◆ **Task to complete**: Count the lines below that contain the word "allocation", and reply with that number alone.

◆ **App and web page records**:
━━━━━━━━━━━━━━━━━━━━

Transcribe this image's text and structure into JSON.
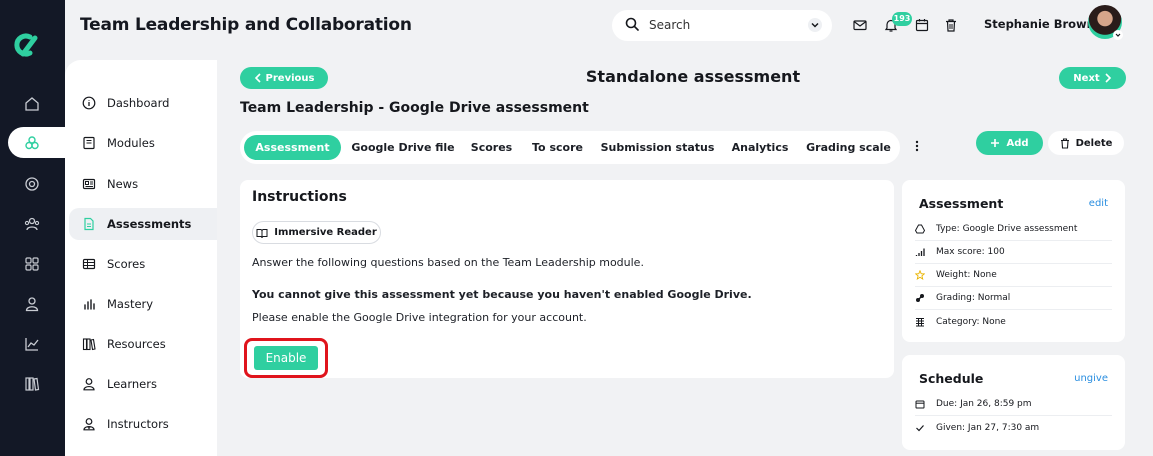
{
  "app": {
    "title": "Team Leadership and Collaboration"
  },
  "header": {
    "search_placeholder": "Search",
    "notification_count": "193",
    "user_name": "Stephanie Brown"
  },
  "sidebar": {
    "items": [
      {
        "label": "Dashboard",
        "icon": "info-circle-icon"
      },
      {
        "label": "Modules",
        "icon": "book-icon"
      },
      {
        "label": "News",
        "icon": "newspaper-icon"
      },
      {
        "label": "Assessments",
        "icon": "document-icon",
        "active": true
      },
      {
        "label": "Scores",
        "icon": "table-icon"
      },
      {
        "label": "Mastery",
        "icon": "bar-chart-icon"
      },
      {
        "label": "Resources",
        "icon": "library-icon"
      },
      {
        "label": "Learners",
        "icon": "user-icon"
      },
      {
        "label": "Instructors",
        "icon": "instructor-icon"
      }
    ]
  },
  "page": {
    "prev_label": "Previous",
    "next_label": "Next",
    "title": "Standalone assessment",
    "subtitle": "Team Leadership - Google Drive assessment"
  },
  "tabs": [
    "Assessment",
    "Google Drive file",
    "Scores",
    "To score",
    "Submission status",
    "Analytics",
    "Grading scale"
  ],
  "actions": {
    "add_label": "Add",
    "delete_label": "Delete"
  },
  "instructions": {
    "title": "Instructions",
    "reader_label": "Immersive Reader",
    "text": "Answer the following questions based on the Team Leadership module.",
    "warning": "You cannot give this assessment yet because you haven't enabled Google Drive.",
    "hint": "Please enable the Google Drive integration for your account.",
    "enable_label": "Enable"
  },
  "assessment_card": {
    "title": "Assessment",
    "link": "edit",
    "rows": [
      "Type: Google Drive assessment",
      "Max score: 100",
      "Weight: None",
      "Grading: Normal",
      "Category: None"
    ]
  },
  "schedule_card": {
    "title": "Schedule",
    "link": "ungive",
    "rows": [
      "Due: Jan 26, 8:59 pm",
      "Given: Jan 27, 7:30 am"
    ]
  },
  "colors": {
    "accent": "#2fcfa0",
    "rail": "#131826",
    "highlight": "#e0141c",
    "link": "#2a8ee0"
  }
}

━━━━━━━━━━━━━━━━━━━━

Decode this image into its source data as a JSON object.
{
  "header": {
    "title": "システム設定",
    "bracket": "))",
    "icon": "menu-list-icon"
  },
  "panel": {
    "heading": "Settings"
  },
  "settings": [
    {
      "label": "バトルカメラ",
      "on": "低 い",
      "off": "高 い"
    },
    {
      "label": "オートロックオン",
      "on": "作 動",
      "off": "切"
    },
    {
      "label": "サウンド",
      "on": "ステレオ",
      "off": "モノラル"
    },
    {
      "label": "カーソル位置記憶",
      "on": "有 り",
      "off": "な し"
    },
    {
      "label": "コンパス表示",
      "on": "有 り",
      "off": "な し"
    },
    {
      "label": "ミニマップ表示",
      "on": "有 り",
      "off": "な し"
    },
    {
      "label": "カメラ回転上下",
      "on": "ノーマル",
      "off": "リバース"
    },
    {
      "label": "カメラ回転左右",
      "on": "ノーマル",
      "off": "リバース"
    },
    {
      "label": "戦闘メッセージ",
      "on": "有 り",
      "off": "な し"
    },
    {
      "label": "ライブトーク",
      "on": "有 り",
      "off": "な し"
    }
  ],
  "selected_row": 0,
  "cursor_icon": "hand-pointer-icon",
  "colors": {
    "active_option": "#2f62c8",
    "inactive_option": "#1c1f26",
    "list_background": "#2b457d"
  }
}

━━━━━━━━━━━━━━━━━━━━

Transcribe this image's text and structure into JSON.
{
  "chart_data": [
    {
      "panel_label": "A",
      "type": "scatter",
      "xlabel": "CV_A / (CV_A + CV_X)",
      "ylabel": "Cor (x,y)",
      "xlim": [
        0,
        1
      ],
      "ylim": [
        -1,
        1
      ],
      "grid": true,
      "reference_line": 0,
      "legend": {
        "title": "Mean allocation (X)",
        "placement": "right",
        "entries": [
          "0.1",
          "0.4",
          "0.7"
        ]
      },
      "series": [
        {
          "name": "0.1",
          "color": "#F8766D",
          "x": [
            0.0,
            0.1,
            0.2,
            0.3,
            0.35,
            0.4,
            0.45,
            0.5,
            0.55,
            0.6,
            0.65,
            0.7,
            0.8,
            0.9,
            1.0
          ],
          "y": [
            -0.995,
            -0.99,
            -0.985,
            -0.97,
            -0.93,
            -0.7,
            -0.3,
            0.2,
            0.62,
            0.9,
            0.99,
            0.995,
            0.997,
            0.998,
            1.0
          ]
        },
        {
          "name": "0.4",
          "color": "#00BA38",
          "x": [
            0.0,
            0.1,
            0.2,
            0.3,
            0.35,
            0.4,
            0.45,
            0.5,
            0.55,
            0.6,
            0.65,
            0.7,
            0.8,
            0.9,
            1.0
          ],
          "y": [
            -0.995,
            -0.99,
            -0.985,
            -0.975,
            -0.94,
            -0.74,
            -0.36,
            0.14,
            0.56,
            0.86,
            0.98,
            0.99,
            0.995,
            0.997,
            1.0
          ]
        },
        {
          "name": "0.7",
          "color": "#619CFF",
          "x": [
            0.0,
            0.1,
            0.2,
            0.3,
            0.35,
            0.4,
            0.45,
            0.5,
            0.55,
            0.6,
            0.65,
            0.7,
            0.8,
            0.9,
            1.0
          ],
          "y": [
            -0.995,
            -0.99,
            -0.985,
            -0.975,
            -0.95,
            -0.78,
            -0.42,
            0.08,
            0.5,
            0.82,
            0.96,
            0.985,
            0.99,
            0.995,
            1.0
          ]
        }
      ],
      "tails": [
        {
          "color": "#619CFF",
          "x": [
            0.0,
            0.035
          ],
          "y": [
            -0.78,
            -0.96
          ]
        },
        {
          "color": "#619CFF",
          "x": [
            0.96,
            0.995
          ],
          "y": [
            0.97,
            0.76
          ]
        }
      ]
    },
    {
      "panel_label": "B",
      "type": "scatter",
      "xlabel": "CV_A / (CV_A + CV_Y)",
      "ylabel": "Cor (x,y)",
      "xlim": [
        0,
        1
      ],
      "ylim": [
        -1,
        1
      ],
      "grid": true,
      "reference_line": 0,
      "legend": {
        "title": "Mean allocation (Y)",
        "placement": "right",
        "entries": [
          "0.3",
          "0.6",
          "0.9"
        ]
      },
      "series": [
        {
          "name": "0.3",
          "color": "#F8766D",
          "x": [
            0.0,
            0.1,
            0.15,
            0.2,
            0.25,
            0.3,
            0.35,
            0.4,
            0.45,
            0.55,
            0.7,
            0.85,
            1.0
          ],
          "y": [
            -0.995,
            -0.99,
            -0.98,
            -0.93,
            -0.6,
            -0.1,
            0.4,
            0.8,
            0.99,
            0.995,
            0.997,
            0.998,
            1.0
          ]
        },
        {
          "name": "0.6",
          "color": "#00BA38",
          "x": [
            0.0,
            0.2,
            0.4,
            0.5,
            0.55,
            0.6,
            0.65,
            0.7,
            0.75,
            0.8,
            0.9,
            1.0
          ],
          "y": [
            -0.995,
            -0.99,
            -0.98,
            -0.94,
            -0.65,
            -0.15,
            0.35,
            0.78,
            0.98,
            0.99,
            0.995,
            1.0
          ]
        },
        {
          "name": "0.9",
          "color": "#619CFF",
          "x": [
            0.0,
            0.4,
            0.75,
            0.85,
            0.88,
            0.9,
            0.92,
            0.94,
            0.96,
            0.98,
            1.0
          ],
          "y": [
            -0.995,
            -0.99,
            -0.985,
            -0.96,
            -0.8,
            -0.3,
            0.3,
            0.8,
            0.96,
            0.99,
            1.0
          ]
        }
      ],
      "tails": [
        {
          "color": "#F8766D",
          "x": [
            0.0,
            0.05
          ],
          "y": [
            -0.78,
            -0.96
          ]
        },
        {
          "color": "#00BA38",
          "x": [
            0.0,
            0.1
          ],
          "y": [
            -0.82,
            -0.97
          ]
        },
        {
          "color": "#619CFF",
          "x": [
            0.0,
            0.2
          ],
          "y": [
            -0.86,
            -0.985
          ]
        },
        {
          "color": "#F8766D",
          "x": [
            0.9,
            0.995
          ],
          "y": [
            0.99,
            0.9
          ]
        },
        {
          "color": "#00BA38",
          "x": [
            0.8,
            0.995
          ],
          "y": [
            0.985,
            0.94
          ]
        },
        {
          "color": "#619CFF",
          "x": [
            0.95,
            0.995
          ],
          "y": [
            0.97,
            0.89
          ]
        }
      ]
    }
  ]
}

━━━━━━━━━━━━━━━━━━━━

◆ **Your response**: 2